We recognise the importance of lived experience, so we have a pool of volunteers – a number of whom are ex-offenders – who support our work and act as mentors and peer mentors for service users.

Our work with people in custody

We work with young and adult offenders in prisons and in the community, offering a wide range of services for a variety of client groups to support them to change their lives. Our goal is to reduce reoffending and help people to positively reintegrate into society. We operate in 14 prisons, young offender institutions and one secure training centre, offering a wide range of practical support.

We work with people in the run up to release to ensure they are practically and emotionally prepared for life on the outside. As part of this work, we signpost and support service users to find places in education, training or employment and to obtain suitable, stable and affordable accommodation. This includes referring young people and women to more specialist services. We are also a provider of community and prison accommodation.

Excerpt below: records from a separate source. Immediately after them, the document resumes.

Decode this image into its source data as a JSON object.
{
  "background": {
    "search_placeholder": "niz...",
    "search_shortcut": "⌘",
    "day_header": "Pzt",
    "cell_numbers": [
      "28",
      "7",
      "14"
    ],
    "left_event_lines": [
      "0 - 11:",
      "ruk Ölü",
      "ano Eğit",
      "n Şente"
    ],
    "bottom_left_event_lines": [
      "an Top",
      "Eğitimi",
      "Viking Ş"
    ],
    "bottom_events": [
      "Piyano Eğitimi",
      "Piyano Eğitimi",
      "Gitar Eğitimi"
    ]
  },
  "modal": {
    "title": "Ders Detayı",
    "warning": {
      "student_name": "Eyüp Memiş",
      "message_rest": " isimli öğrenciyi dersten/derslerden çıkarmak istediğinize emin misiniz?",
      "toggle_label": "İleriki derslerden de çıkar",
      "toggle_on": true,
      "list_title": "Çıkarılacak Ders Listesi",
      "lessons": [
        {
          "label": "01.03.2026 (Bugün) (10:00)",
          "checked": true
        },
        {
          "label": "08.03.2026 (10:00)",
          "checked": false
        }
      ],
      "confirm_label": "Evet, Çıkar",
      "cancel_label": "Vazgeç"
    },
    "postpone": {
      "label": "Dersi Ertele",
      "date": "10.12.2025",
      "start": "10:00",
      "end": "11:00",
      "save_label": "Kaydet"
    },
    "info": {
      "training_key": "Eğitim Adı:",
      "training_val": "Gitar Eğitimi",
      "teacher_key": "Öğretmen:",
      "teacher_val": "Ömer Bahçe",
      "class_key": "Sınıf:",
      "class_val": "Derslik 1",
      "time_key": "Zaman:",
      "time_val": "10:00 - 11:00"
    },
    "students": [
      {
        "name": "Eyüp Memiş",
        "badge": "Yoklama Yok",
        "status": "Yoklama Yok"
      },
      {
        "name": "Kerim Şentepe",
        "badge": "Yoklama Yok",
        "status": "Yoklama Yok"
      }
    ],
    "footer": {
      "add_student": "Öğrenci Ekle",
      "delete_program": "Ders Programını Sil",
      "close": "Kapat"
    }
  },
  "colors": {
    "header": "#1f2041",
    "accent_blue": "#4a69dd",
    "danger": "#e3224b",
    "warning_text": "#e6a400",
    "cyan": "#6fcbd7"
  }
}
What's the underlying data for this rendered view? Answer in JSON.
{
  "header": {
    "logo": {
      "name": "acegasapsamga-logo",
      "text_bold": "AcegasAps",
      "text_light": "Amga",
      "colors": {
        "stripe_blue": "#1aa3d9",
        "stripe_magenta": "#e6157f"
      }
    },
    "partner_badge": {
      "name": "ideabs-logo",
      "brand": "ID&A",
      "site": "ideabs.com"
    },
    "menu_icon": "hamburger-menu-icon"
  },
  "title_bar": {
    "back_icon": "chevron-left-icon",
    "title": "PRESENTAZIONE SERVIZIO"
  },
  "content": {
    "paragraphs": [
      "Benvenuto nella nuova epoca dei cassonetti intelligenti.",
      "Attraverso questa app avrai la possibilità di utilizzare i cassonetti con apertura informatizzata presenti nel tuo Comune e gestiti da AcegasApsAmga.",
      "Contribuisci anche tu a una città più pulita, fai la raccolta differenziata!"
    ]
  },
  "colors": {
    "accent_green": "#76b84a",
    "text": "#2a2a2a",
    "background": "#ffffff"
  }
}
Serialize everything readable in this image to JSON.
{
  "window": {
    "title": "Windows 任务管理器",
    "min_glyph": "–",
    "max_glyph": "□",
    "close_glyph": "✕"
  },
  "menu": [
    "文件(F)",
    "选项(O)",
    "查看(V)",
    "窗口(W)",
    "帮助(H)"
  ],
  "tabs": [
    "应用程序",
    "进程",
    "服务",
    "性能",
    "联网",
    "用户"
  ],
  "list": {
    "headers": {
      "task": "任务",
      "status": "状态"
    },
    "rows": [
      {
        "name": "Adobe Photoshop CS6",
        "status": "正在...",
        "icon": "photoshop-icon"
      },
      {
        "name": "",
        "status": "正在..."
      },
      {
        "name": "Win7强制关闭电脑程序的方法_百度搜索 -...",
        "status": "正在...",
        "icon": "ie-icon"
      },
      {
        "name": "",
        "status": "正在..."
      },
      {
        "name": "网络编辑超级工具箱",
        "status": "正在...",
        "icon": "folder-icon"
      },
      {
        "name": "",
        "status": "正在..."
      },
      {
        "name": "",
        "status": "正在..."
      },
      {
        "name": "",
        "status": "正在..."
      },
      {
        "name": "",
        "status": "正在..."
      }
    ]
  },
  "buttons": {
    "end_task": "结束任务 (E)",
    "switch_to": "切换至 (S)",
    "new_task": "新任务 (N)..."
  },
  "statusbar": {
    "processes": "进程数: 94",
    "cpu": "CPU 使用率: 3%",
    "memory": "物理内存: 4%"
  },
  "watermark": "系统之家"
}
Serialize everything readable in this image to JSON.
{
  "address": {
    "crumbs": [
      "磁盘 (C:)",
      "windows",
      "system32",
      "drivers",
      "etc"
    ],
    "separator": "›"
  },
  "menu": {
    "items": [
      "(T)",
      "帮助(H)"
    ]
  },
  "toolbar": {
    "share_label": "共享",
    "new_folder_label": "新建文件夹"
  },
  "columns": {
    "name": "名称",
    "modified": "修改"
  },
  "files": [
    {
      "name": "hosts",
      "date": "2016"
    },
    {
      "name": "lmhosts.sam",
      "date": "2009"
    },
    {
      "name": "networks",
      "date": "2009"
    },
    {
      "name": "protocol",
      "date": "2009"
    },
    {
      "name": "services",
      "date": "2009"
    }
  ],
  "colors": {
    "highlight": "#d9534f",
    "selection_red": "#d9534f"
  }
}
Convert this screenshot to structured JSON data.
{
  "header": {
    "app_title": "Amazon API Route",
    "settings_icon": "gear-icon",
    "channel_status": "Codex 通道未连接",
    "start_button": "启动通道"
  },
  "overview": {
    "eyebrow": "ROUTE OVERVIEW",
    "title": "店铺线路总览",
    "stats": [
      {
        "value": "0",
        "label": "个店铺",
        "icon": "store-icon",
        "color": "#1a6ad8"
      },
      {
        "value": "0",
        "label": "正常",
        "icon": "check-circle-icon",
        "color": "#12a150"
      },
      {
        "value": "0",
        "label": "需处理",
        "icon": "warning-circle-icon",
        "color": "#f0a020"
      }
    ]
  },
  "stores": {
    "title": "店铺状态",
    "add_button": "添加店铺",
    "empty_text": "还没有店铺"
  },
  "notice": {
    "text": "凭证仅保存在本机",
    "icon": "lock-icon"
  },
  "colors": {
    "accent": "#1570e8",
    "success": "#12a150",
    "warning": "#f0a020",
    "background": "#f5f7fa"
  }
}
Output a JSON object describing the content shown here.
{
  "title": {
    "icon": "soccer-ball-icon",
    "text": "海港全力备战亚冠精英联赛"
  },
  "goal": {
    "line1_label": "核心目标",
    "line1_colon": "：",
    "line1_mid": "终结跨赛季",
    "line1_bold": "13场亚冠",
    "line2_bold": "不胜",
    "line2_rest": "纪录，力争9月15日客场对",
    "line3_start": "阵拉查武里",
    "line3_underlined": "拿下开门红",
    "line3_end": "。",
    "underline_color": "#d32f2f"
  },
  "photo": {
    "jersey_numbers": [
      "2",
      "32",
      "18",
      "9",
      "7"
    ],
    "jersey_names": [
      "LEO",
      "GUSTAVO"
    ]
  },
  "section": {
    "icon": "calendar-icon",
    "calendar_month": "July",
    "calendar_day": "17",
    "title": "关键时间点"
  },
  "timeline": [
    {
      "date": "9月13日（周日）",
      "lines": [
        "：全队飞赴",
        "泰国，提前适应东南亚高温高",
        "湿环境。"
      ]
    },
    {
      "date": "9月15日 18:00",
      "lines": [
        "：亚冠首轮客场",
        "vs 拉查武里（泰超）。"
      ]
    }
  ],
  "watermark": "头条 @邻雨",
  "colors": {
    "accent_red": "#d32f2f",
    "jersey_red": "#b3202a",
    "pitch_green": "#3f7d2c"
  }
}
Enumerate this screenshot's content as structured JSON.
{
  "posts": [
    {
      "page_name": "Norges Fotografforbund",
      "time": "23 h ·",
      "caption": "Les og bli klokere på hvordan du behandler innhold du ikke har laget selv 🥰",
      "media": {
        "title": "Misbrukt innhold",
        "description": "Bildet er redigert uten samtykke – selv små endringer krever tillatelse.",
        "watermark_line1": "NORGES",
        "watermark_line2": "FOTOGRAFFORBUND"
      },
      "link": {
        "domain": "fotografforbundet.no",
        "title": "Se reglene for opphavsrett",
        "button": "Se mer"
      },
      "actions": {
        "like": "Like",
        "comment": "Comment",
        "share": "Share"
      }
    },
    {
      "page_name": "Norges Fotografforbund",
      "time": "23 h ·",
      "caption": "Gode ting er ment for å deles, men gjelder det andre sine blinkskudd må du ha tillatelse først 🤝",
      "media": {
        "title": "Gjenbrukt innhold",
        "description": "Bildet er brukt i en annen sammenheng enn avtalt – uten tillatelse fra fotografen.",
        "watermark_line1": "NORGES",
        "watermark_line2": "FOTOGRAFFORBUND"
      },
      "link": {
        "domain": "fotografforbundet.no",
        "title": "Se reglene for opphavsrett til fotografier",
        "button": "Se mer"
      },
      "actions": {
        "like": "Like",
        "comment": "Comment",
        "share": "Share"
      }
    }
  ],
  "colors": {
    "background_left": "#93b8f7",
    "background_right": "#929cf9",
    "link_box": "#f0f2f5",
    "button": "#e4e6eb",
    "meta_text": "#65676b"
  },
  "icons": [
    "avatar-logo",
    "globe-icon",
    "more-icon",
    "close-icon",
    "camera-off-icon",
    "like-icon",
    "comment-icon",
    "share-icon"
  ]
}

We offer support and advice regarding access to employment, housing and education to people with criminal records and professionals working with them. We also provide training to employers and organisations about assessing and managing risk in relation to criminal records.

Dwaine’s story

Our work with Dwaine helped him to turn his life around. Read his story here.

Our resettlement services

Nacro Greenwich Resettlement, funded by the Oxleas NHS Trust, provides resettlement services to offenders with medium to high mental health concerns, a high risk of reoffending and/or gang affiliation leaving HMP Belmarsh, HMP Thameside and HMP ISIS.
Nacro Peterborough Education, Training and Employment Programme helps offenders to prepare effectively for release and reintegration into society by providing advice on housing, employment or money management.
Nacro Transforming Rehabilitation – BeNCH, in partnership with Sodexo, provides support with accommodation, finance, benefits and debt to people leaving HMP Bedford and HMP Woodhill, and community support in Bedfordshire and Northamptonshire.
Nacro Transforming Rehabilitation – Essex, in partnership with Sodexo, provides resettlement interventions relating to accommodation, education, training and employment, and finance, benefits and debt, delivers in custody and through-the-gate mentoring schemes and community group work programmes.
Nacro Conwy Supported Housing provides housing support to people with an offending history or who are at risk of reoffending. The team continues to provide support post-tenancy to ensure the smooth transition to independent living.
Nacro Denbighshire Flexible Supported Housing Service – Rhyl helps offenders to resettle into the community by providing support with housing-related issues such as managing their tenancies.
Nacro Gwynedd Supported Housing helps offenders to resettle into the community by providing support with housing-related issues such as managing their tenancies.
Nacro in Medway Secure Training Centre provides young people between the ages of 12 and 18 with core education in line with the national curriculum, as well as vocational education.
Nacro Kent Housing Brokerage Service, in partnership with Centra, delivers housing brokerage services both in custody and in the community throughout Kent. In custody, Nacro supports individuals as they begin their sentence and also as they prepare for release.
Nacro Wandsworth High Support helps ex-offenders to resettle into the community by providing them with support on training, housing and independent living skills.
Nacro Wavertree Accommodation Project provides 24-hour supported housing to people with an offending background and helps them gain the skills, knowledge and confidence needed to move on to independent accommodation.